Anyone who has shopped for “white” paint knows there are dozens of variations, which can also be influenced by a room’s location and lighting once it’s applied to the walls. Black is similarly varied: It can feature blue, maroon and other undertones that add richness to a newly dark space, Dirkse says.
A high-gloss finish can add glamour to a small space by reflecting light, she says. But be warned: The shinier the sheen, the more you’ll notice paint flaws on walls and trimwork.
When possible, skip the flat white ceiling paint, Dirkse says.
“Part of why people are afraid of dark colors is the white ceiling glaring at you,” she says. Painting the ceiling the same color as the walls creates coverage that blends the edges. This monochromatic approach works best when mixing sheens — typically that’s a flat finish on the ceiling, eggshell on walls, and satin on the baseboards, trim, crown molding and doors.
Furnishing for depth
If you’re not ready to give up your white walls but you still want to create a moody vibe, try adding dark drapery, furniture and area rugs to contrast against lighter walls. Black-stained wood furniture can be a beautiful addition, Dirkse says, along with black architectural accents and decor.
Dark and moody needs to be well-balanced too, Usman says. If you go with a dark paint choice for walls and ceilings, lighter furnishings and artwork can help prevent a space from feeling too dark or drab.
Accessorize with houseplants and vintage finds, and add warmth by choosing wood furnishings. Then layer on rattan, wicker, boucle and linen textiles and pillows, which Usman says will add some softness to dark and moody interiors.
The shine of metals in lighting and hardware can make a dark room pop, too. Usman likes accessorizing cabinetry with brass fixtures and hardware “for an antique, lived-in look.”
Consider tones that harmonize, Lind says. To contrast against a dark navy or charcoal wall, go with oatmeal or off-white pillows rather than bright white, which could be jarring.
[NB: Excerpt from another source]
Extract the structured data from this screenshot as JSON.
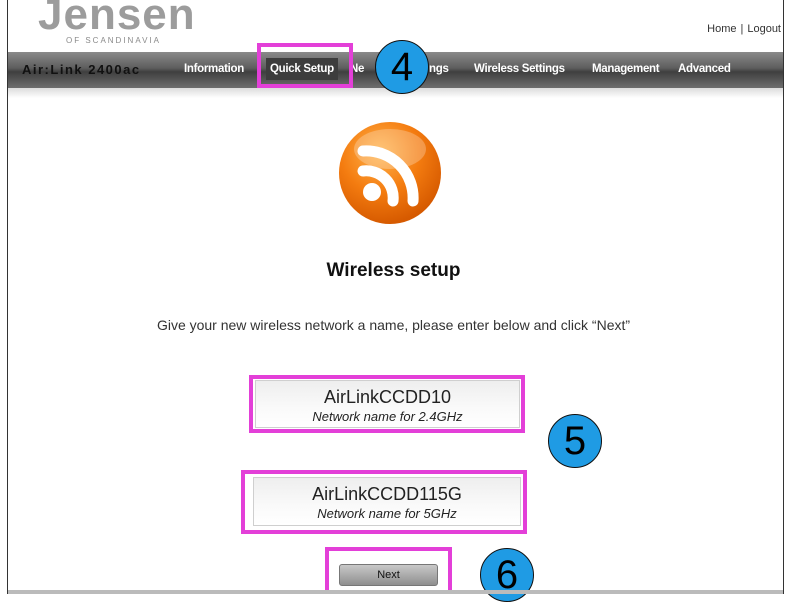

And remember, dosing a room with darker hues doesn’t mean the whole house will suddenly feel heavy or dark.
“[Creating a dark room] can help an adjoining space feel larger and different, due to the contrast,” Dirkse says. So you might get that even-brighter room after all — just down the hall.
Choosing the right paint color
If you’re think about taking your interior over to the dark side, here are a few recommendations from Usman, Dirkse and Lind for paint colors that will help get you started.
Usman: Paean Black and Railings, both from Farrow & Ball; and Onyx and Wrought Iron, both from Benjamin Moore.
Dirkse: Lead Gray 2131-30 and Townsend Harbor Brown HC-65, from Benjamin Moore.
Lind: Duck Green and Scotch Blue, from Farrow & Ball.